Three Reasons Sustainable Seafood will Reach a Tipping Point in 2016

Originally posted on 01 / 18 / 2016, by Anders Lennartsson

Over the past few years, ag tech has emerged as a trend in both the investment and sustainability worlds. The food we eat has such an emotional and practical presence in our everyday lives. In fact, food has become a focal point as we try to improve the systems that make and grow our food.  However, not much has been said about seafood, which is a seven billion dollar global industry with complex and far-ranging supply implications.  Recent scandals and changing consumer preferences have signaled three major demand drivers for safe and sustainably harvested fish and shrimp. 

1. Retailers are looking for sustainable solutions to ugly problems in the seafood supply chain.

Recently, the Associated Press published the results of its investigative reporting that revealed migrant workers and children were being sold into slavery to shrimp peeling factories in Thailand.  Shrimp is the most popular seafood in the U.S., with Americans consuming 1.3 billion pounds every year, or about 4 pounds per person.  Food retailers implicated in the scandal including Costco, Whole Foods, Darden, Ignite and Wal-Mart have condemned this practice and are looking for a solution to source locally, sustainably and with more transparency in the supply chain. Investment in American-based aquaculture development, the farming of aquatic organisms such as fish, crustaceans, mollusks and aquatic plants, is one way to address this complex issue because it’s local, sustainable, and transparent. Aqualife, one of our portfolio companies already has a $118 million offtake agreement in place for its shrimp production. This demonstrates real market demand for sustainable, safe seafood, particularly shrimp.

2. Land-based ag tech investment is soaring. Sustainable aquaculture will follow.

Between 2013 and 2014 Silicon Valley’s interest in backing agriculture and food-related startups caught fire, doubling in terms of deal size, according to data from Cleantech Group. With oceans comprising 2/3 of the earth’s surface and seafood remaining a staple of our diet, ocean cultivation and innovation is ripe for investment.  Most seafood available is farmed or imported.  Wild caught seafood, while healthier, is susceptible to overfishing depleting our natural resources, often includes the wrong species and is not sustainable in the long run. Vertical Indoor Seafood Farms from companies such as Aqualife  that can be located closer to where they ultimately will be consumed is the wave of the future.  For example, the Schäfer family in Germany built a vertical indoor shrimp farm producing close to 500,000 pounds of shrimp each year. Also, called Land-Based Recirculating Farms (LBRF) these highly technical facilities, whose origins stem from Texas A&M University, can produce high-value seafood for healthy living that is locally sourced and branded, as well as a fast and reliable source of supply of organic and non-GMO protein. For example, Aqualife’s facilities, which ultimately will be able to produce 10 million pounds of shrimp each year, will be located at an office park in Imperial Valley, California.  

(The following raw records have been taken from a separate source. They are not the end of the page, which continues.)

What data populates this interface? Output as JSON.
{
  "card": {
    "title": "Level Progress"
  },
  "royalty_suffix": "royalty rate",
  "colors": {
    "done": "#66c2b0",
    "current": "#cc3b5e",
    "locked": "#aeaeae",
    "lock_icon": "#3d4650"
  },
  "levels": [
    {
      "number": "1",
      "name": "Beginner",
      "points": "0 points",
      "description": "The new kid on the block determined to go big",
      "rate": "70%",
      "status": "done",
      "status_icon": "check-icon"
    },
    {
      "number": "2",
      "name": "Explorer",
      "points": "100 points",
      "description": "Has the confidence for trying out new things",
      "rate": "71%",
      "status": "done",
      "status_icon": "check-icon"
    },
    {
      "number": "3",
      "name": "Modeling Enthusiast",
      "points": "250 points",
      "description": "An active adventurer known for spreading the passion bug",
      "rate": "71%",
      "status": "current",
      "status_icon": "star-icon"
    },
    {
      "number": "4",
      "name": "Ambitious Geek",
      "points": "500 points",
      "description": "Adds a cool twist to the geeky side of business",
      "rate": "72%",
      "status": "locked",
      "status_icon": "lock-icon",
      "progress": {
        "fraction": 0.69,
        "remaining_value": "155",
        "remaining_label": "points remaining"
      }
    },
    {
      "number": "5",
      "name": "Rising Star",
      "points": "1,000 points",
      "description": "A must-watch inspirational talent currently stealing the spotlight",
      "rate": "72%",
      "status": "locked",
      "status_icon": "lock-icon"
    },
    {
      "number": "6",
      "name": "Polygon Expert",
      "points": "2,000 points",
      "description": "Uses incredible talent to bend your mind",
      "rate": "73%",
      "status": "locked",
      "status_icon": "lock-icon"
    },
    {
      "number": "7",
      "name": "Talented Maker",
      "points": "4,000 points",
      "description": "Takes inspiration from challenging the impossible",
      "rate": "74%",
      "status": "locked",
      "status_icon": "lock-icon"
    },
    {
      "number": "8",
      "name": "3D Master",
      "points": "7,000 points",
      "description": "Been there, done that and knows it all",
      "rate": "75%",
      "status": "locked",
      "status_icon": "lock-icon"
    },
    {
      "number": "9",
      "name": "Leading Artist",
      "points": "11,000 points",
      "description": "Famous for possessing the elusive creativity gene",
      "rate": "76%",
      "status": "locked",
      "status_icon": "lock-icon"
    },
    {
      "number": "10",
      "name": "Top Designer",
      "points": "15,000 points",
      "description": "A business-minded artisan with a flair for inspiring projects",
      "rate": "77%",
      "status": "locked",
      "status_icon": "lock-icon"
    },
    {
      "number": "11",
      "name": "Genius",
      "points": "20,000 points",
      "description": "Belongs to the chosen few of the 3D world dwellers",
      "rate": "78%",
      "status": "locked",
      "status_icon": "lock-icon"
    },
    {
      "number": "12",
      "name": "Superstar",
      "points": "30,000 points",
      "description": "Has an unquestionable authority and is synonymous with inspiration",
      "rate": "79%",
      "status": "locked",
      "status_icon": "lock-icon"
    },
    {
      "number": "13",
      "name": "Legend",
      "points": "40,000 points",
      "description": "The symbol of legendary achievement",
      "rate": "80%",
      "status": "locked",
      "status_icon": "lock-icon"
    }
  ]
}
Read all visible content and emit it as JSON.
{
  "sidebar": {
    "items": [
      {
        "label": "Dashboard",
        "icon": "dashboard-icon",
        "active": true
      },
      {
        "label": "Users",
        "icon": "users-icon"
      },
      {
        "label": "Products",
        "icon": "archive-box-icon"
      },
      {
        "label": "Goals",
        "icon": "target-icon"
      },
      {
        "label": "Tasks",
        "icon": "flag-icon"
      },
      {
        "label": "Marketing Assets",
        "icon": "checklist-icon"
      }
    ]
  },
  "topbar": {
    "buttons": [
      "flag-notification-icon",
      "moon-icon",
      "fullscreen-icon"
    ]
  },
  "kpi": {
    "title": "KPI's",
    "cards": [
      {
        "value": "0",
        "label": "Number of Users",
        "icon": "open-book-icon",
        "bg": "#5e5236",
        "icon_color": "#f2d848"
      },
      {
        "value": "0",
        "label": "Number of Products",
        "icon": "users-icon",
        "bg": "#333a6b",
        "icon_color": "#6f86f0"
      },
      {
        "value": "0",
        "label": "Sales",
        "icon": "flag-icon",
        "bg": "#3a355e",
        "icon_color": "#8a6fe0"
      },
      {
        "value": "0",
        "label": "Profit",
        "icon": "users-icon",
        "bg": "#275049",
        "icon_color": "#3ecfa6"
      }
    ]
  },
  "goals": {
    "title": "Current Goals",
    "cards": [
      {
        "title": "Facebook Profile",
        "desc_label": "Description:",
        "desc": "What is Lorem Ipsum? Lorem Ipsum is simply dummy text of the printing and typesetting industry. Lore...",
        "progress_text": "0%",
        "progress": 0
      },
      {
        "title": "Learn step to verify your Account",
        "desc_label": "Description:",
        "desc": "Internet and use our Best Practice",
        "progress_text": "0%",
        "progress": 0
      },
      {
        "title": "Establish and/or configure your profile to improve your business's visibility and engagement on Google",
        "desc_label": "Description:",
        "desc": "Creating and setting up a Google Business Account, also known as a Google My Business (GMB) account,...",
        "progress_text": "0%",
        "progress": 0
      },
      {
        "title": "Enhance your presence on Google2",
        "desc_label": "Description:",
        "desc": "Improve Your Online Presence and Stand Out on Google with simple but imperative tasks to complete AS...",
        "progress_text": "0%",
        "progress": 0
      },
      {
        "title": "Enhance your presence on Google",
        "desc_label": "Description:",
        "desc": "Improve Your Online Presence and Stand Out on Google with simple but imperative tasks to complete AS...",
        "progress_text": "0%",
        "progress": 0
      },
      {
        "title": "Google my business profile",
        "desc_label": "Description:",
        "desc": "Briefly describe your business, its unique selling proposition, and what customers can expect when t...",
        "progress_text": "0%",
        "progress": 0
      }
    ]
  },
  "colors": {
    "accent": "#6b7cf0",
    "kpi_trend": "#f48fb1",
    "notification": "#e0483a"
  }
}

3. Food safety is of increasing concern to consumers, creating demand for sustainably sourced food.

Brands like Chipotle have been hit hard by the negative impacts of E. coli. In fact, we believe food safety issues will continue to persist in highly complex, hard-to-manage supply chains.  For food brands, health and safety issues - more so than any other factor for purchasing decisions - tend to cause major consumer shifts in attitude that creates mainstream demand for safer, local, more transparent source of ingredients.  However, the U.S. currently imports approximately 91 percent of its seafood. These imports are susceptible to disease, contamination, pollution, pharmaceutical bioaccumulation and a host of other barriers to food safety. According to the Centers for Disease Control, 25 percent of food-borne illness outbreaks caused by imported food from 2005-2010 involved seafood; this is more than any other food commodity. And almost 90% of shrimp imports come from Asian countries such as China, Thailand, Vietnam and India. 

These forces are compelling consumers, brokers, and retailers to search for safer, more sustainable seafood options close to home.  Food and safety concerns, we believe will drive 2016 as the year we see vertical indoor seafood farming, move from the development phase to an accelerated deployment setting the stage to be the market standard and the consumer’s preferred choice.